All lines of the listing that contain "templates" should be shown in full.

INPUT RECORDS START

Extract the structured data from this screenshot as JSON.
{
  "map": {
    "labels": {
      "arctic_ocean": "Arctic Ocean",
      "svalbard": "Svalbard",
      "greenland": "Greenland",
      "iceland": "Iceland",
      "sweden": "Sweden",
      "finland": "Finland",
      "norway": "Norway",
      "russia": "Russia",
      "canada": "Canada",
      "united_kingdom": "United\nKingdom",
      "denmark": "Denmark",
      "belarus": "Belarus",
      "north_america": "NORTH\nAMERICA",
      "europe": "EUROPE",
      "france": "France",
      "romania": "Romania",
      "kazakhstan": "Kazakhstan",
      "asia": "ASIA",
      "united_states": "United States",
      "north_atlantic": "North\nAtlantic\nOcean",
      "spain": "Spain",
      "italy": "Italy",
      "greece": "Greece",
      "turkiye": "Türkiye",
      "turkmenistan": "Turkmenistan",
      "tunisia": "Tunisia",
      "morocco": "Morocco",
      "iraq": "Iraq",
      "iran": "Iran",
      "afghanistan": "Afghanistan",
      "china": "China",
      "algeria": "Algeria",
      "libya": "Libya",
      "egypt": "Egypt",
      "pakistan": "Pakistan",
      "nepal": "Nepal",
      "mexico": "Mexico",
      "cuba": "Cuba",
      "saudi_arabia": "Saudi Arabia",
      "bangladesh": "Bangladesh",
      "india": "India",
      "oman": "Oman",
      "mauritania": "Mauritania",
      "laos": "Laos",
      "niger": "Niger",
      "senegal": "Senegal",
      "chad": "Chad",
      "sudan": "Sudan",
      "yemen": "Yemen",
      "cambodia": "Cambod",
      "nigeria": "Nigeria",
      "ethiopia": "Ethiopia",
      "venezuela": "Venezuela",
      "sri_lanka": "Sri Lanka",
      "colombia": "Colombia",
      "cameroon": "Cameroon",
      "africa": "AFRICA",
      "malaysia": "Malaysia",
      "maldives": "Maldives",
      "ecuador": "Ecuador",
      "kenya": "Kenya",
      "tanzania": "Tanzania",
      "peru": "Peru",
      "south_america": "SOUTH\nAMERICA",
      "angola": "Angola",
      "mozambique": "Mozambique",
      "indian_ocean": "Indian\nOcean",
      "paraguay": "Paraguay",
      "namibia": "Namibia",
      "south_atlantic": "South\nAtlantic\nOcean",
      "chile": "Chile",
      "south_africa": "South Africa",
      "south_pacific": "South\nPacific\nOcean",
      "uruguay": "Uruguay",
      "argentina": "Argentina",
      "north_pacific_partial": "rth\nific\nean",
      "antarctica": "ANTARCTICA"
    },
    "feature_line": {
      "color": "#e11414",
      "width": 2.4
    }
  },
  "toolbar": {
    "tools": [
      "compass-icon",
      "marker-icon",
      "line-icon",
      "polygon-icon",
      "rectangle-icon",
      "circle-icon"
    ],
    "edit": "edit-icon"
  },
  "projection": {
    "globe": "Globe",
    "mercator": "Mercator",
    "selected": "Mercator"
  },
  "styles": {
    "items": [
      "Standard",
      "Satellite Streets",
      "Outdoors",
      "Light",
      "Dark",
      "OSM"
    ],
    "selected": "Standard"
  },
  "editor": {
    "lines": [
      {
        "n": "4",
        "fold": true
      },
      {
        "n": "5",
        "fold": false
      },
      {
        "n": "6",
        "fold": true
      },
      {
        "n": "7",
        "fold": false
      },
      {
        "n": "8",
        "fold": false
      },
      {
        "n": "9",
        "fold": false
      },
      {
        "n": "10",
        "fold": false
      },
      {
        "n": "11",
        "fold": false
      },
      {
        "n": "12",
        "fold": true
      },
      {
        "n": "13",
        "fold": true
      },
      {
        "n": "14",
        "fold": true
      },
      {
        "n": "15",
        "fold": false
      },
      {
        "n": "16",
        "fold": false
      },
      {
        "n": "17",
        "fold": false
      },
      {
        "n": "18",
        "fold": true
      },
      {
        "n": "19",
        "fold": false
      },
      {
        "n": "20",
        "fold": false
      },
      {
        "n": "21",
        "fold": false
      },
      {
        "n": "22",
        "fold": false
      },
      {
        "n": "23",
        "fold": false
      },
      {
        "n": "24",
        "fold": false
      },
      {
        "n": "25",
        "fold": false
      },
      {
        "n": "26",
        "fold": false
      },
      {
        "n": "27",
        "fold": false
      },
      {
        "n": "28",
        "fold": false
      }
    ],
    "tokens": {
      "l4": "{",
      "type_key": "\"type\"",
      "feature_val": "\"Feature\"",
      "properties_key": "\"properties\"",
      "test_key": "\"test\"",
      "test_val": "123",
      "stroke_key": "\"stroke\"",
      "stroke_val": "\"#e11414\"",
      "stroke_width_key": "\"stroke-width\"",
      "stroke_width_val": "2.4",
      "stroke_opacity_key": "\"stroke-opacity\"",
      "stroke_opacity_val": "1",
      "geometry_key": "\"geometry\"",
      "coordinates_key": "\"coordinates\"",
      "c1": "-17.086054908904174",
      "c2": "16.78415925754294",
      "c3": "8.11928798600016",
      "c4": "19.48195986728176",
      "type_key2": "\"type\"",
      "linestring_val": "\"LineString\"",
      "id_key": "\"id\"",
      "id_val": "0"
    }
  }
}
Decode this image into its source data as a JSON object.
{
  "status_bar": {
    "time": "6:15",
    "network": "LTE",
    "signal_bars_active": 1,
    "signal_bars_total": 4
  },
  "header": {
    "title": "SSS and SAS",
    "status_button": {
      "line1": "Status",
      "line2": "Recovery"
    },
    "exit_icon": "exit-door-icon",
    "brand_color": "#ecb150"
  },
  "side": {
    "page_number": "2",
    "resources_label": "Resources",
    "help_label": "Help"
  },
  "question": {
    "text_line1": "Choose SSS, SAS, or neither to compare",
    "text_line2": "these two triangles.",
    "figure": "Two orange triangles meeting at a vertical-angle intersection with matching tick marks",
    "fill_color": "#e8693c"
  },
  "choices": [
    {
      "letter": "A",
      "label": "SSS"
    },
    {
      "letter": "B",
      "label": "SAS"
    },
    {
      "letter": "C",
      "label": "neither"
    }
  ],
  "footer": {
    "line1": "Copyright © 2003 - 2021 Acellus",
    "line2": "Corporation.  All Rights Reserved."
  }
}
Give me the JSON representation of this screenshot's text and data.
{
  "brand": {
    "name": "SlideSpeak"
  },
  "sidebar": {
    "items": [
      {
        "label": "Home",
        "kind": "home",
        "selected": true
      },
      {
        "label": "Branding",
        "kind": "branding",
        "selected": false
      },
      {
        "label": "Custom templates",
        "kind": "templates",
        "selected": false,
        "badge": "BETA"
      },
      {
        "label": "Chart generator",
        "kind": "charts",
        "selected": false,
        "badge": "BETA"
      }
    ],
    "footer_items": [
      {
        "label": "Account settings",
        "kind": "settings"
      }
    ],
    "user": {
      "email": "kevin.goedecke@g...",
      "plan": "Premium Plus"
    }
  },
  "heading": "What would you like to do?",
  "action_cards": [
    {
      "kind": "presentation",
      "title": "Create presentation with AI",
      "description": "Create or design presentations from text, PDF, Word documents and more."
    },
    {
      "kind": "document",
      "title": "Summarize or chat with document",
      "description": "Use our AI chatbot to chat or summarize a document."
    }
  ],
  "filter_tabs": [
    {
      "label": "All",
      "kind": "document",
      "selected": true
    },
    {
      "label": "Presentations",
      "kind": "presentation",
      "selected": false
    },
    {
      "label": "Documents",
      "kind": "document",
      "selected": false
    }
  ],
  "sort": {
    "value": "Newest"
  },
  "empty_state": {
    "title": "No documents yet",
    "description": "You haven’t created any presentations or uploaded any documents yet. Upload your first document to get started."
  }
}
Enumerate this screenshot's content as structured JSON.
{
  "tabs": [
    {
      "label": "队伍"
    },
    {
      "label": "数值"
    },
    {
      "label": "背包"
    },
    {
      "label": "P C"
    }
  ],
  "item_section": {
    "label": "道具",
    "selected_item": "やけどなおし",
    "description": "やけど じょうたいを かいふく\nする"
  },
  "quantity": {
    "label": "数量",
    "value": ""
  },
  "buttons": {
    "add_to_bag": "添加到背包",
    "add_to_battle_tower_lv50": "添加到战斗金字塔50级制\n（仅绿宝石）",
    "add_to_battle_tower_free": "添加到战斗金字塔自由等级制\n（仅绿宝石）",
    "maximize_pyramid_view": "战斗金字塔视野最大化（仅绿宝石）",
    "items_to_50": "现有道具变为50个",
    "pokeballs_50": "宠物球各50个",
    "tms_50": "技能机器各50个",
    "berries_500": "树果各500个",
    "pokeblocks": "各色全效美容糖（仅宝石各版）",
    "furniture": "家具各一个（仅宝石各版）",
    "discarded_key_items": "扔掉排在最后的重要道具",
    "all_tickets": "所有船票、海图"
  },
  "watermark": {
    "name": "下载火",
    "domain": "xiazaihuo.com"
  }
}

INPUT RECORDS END

ANSWER SPACE -
        "label": "Custom templates",
        "kind": "templates",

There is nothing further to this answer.